◆ Material provided:

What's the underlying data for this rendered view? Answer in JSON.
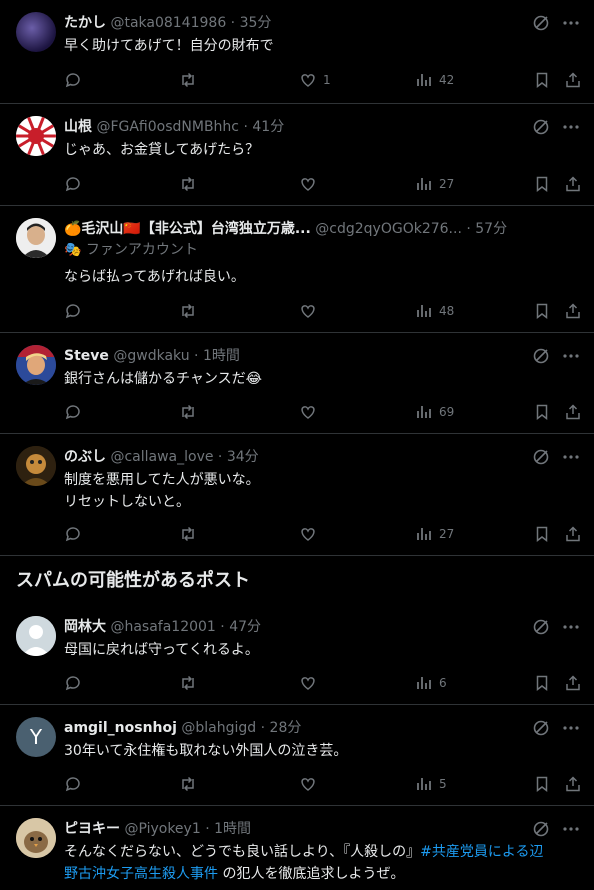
{
  "section_title": "スパムの可能性があるポスト",
  "tweets": [
    {
      "name": "たかし",
      "handle": "@taka08141986",
      "time": "35分",
      "text": [
        "早く助けてあげて！自分の財布で"
      ],
      "likes": "1",
      "views": "42"
    },
    {
      "name": "山根",
      "handle": "@FGAfi0osdNMBhhc",
      "time": "41分",
      "text": [
        "じゃあ、お金貸してあげたら？"
      ],
      "likes": "",
      "views": "27"
    },
    {
      "name": "🍊毛沢山🇨🇳【非公式】台湾独立万歳...",
      "handle": "@cdg2qyOGOk276...",
      "time": "57分",
      "sub": "ファンアカウント",
      "text": [
        "ならば払ってあげれば良い。"
      ],
      "likes": "",
      "views": "48"
    },
    {
      "name": "Steve",
      "handle": "@gwdkaku",
      "time": "1時間",
      "text": [
        "銀行さんは儲かるチャンスだ😂"
      ],
      "likes": "",
      "views": "69"
    },
    {
      "name": "のぶし",
      "handle": "@callawa_love",
      "time": "34分",
      "text": [
        "制度を悪用してた人が悪いな。",
        "リセットしないと。"
      ],
      "likes": "",
      "views": "27"
    },
    {
      "name": "岡林大",
      "handle": "@hasafa12001",
      "time": "47分",
      "text": [
        "母国に戻れば守ってくれるよ。"
      ],
      "likes": "",
      "views": "6"
    },
    {
      "name": "amgil_nosnhoj",
      "handle": "@blahgigd",
      "time": "28分",
      "avatar_letter": "Y",
      "text": [
        "30年いて永住権も取れない外国人の泣き芸。"
      ],
      "likes": "",
      "views": "5"
    },
    {
      "name": "ピヨキー",
      "handle": "@Piyokey1",
      "time": "1時間",
      "text_a": "そんなくだらない、どうでも良い話しより、『人殺しの』",
      "link1": "#共産党員による辺",
      "link2": "野古沖女子高生殺人事件",
      "text_b": " の犯人を徹底追求しようぜ。"
    }
  ]
}
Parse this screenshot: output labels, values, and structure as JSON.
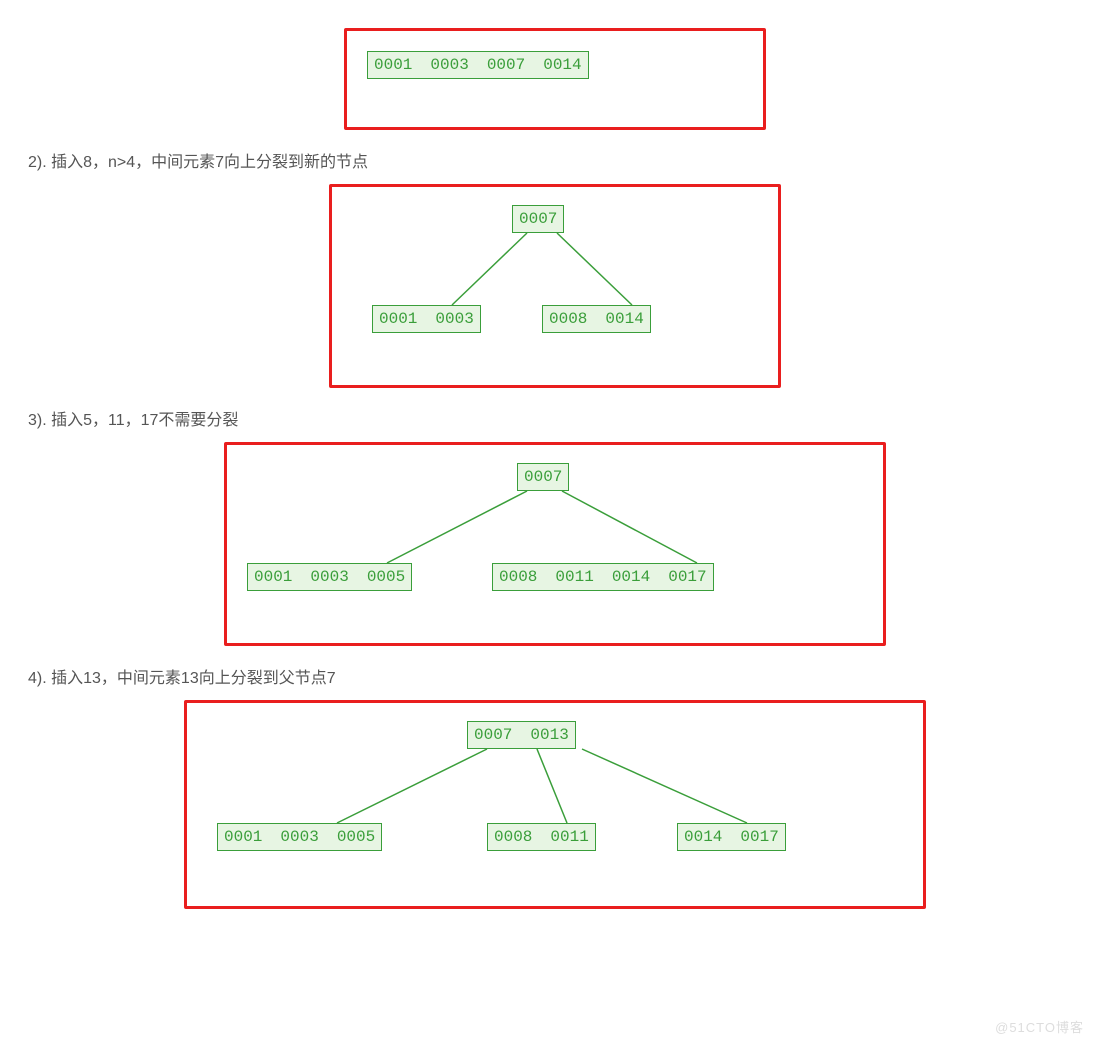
{
  "steps": {
    "s2": "2). 插入8，n>4，中间元素7向上分裂到新的节点",
    "s3": "3). 插入5，11，17不需要分裂",
    "s4": "4). 插入13，中间元素13向上分裂到父节点7"
  },
  "d1": {
    "root": [
      "0001",
      "0003",
      "0007",
      "0014"
    ]
  },
  "d2": {
    "root": [
      "0007"
    ],
    "left": [
      "0001",
      "0003"
    ],
    "right": [
      "0008",
      "0014"
    ]
  },
  "d3": {
    "root": [
      "0007"
    ],
    "left": [
      "0001",
      "0003",
      "0005"
    ],
    "right": [
      "0008",
      "0011",
      "0014",
      "0017"
    ]
  },
  "d4": {
    "root": [
      "0007",
      "0013"
    ],
    "left": [
      "0001",
      "0003",
      "0005"
    ],
    "mid": [
      "0008",
      "0011"
    ],
    "right": [
      "0014",
      "0017"
    ]
  },
  "watermark": "@51CTO博客"
}
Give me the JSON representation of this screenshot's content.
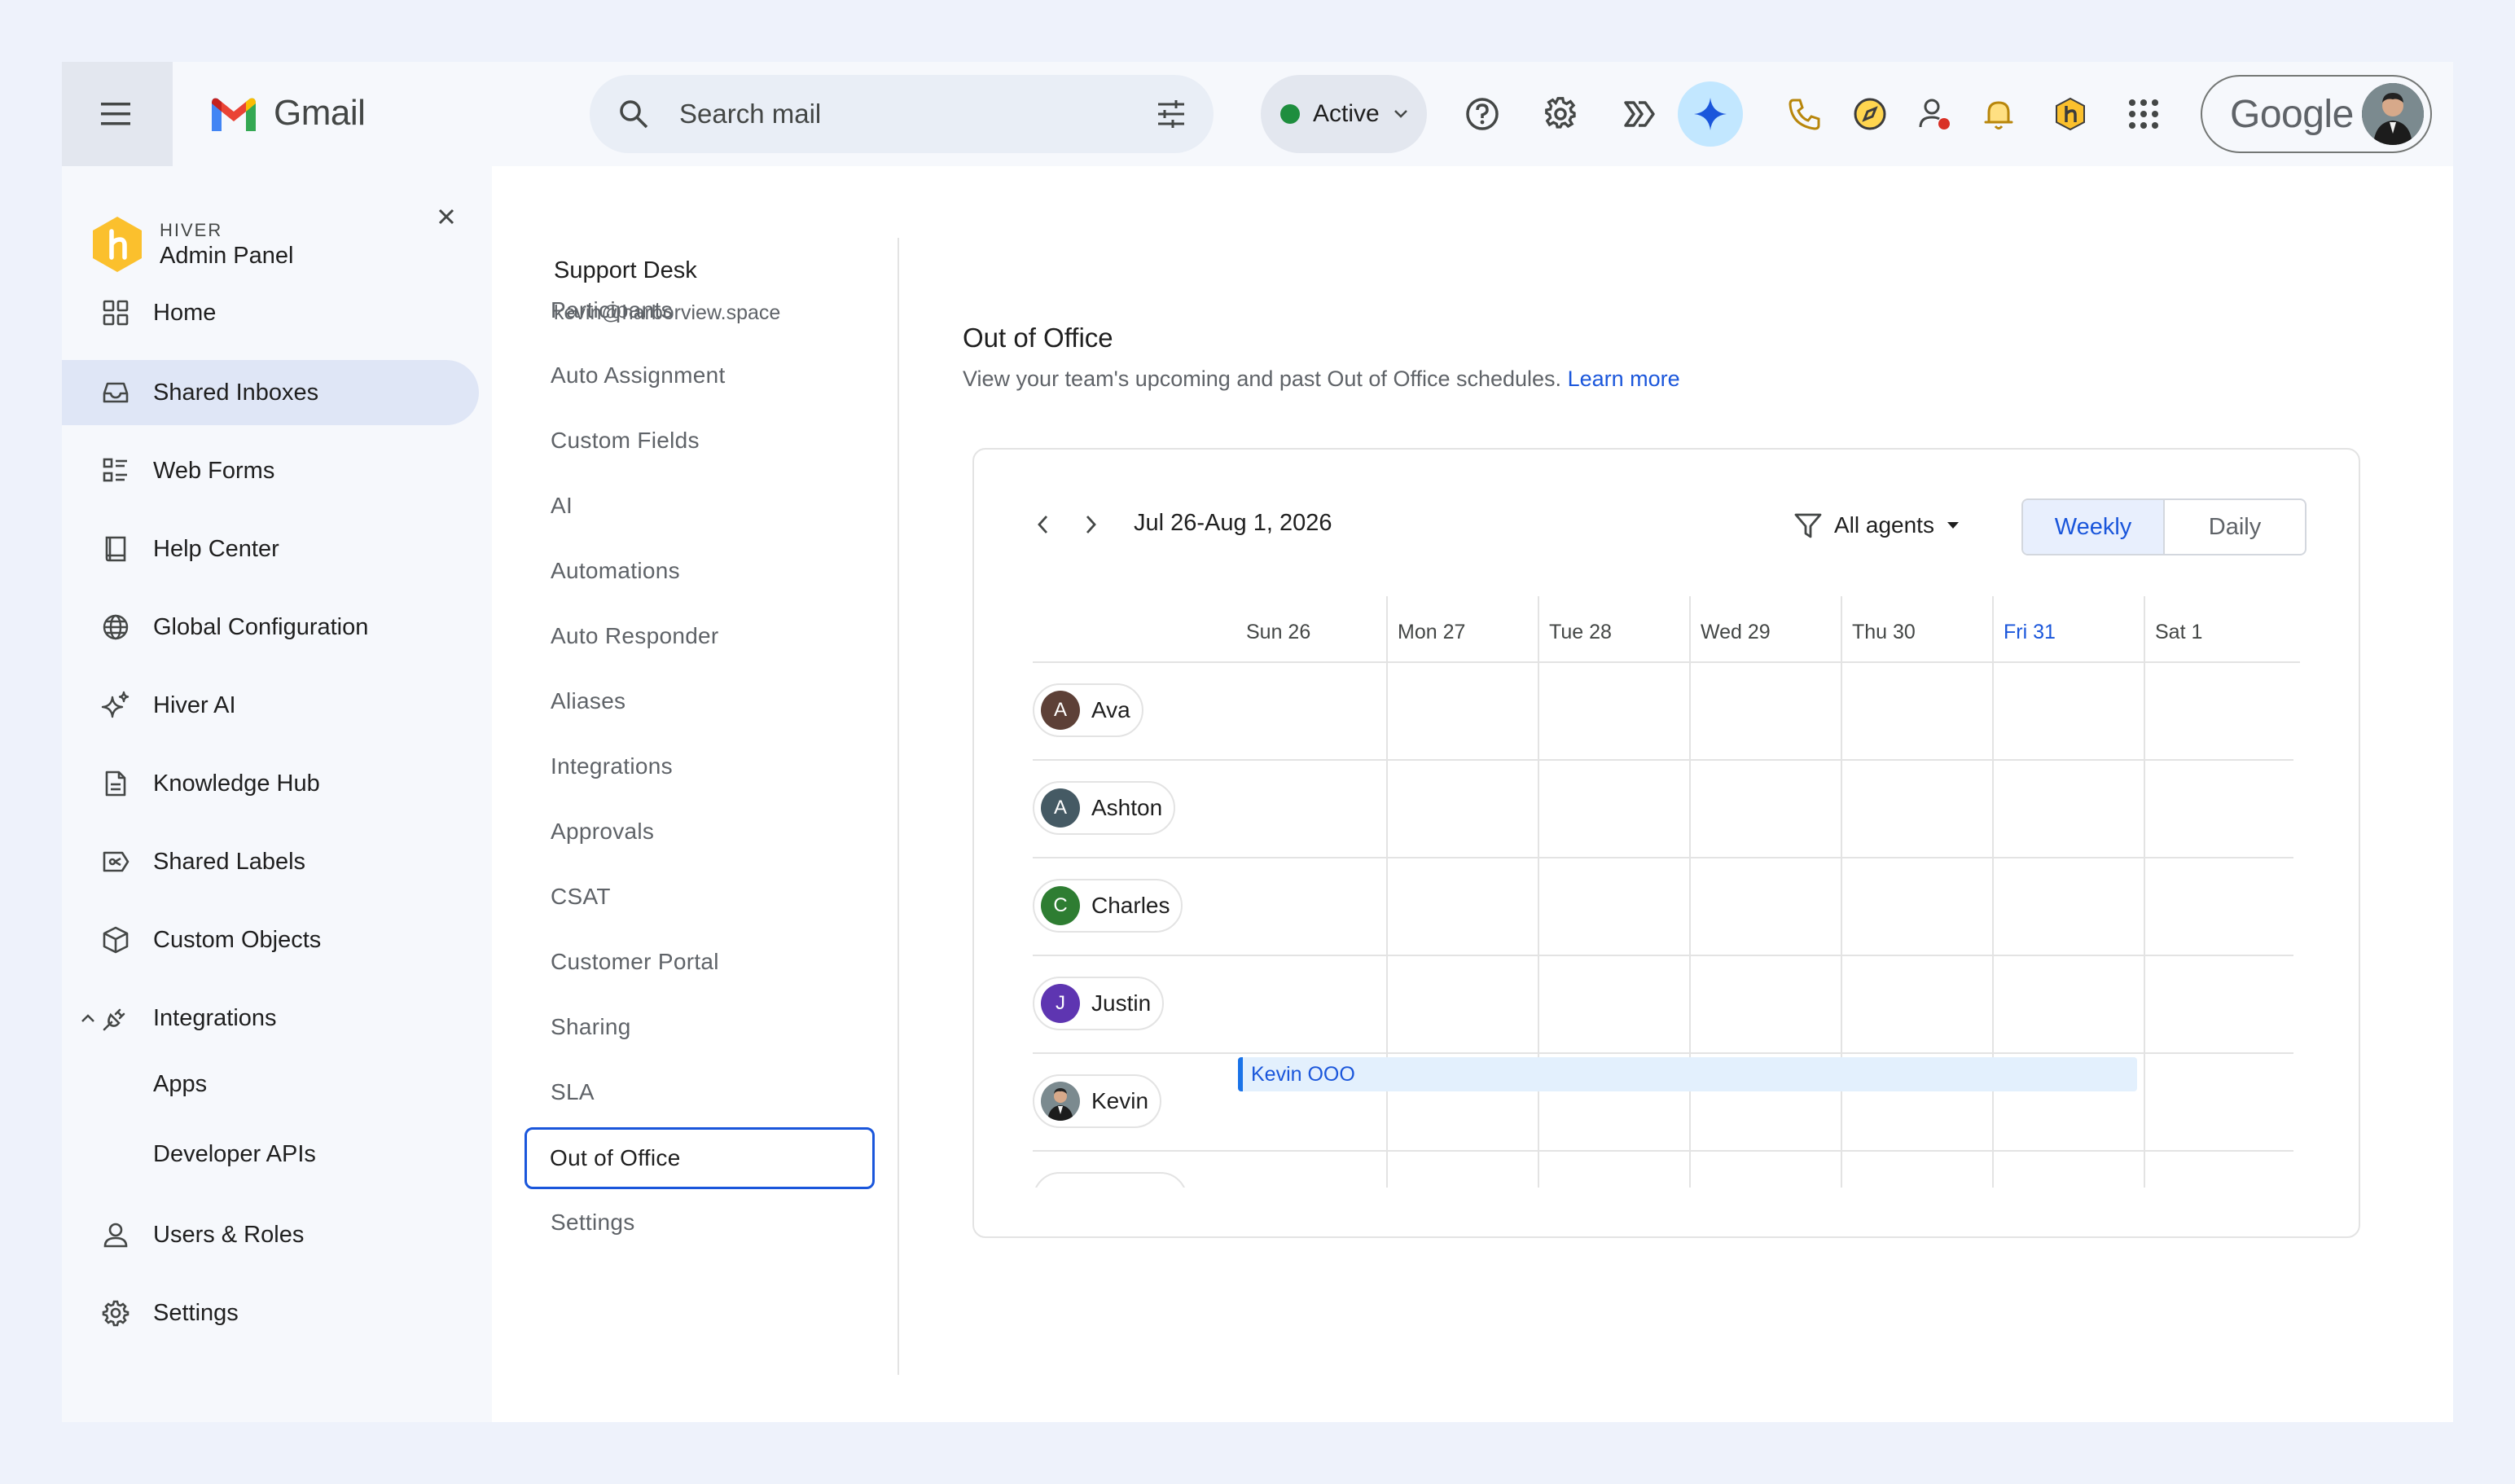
{
  "header": {
    "app_name": "Gmail",
    "search_placeholder": "Search mail",
    "status_label": "Active",
    "account_word": "Google"
  },
  "sidebar": {
    "brand_kicker": "HIVER",
    "brand_title": "Admin Panel",
    "items": [
      {
        "label": "Home",
        "icon": "home-grid-icon"
      },
      {
        "label": "Shared Inboxes",
        "icon": "inbox-icon",
        "active": true
      },
      {
        "label": "Web Forms",
        "icon": "forms-icon"
      },
      {
        "label": "Help Center",
        "icon": "book-icon"
      },
      {
        "label": "Global Configuration",
        "icon": "globe-icon"
      },
      {
        "label": "Hiver AI",
        "icon": "sparkle-icon"
      },
      {
        "label": "Knowledge Hub",
        "icon": "document-icon"
      },
      {
        "label": "Shared Labels",
        "icon": "label-icon"
      },
      {
        "label": "Custom Objects",
        "icon": "cube-icon"
      },
      {
        "label": "Integrations",
        "icon": "plug-icon",
        "expanded": true
      },
      {
        "label": "Apps",
        "sub": true
      },
      {
        "label": "Developer APIs",
        "sub": true
      },
      {
        "label": "Users & Roles",
        "icon": "person-icon"
      },
      {
        "label": "Settings",
        "icon": "gear-icon"
      }
    ]
  },
  "inbox": {
    "name": "Support Desk",
    "email": "kevin@harborview.space",
    "menu": [
      "Participants",
      "Auto Assignment",
      "Custom Fields",
      "AI",
      "Automations",
      "Auto Responder",
      "Aliases",
      "Integrations",
      "Approvals",
      "CSAT",
      "Customer Portal",
      "Sharing",
      "SLA",
      "Out of Office",
      "Settings"
    ],
    "selected": "Out of Office"
  },
  "content": {
    "title": "Out of Office",
    "description": "View your team's upcoming and past Out of Office schedules.",
    "learn_more": "Learn more"
  },
  "calendar": {
    "range": "Jul 26-Aug 1, 2026",
    "filter_label": "All agents",
    "view_options": [
      "Weekly",
      "Daily"
    ],
    "active_view": "Weekly",
    "days": [
      {
        "label": "Sun 26"
      },
      {
        "label": "Mon 27"
      },
      {
        "label": "Tue 28"
      },
      {
        "label": "Wed 29"
      },
      {
        "label": "Thu 30"
      },
      {
        "label": "Fri 31",
        "today": true
      },
      {
        "label": "Sat 1"
      }
    ],
    "agents": [
      {
        "name": "Ava",
        "initial": "A",
        "color": "#5d4037"
      },
      {
        "name": "Ashton",
        "initial": "A",
        "color": "#455a64"
      },
      {
        "name": "Charles",
        "initial": "C",
        "color": "#2e7d32"
      },
      {
        "name": "Justin",
        "initial": "J",
        "color": "#5e35b1"
      },
      {
        "name": "Kevin",
        "initial": "",
        "color": "#3c3c3c",
        "photo": true
      }
    ],
    "events": [
      {
        "label": "Kevin OOO",
        "agent": "Kevin",
        "start": "Sun 26",
        "end": "Fri 31"
      }
    ]
  },
  "colors": {
    "accent": "#1a56db",
    "status_green": "#1e8e3e",
    "gemini_bg": "#c2e7ff",
    "active_nav": "#dfe6f6"
  }
}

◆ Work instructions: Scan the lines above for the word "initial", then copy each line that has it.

◆ Solution below:
        "initial": "A",
        "initial": "A",
        "initial": "C",
        "initial": "J",
        "initial": "",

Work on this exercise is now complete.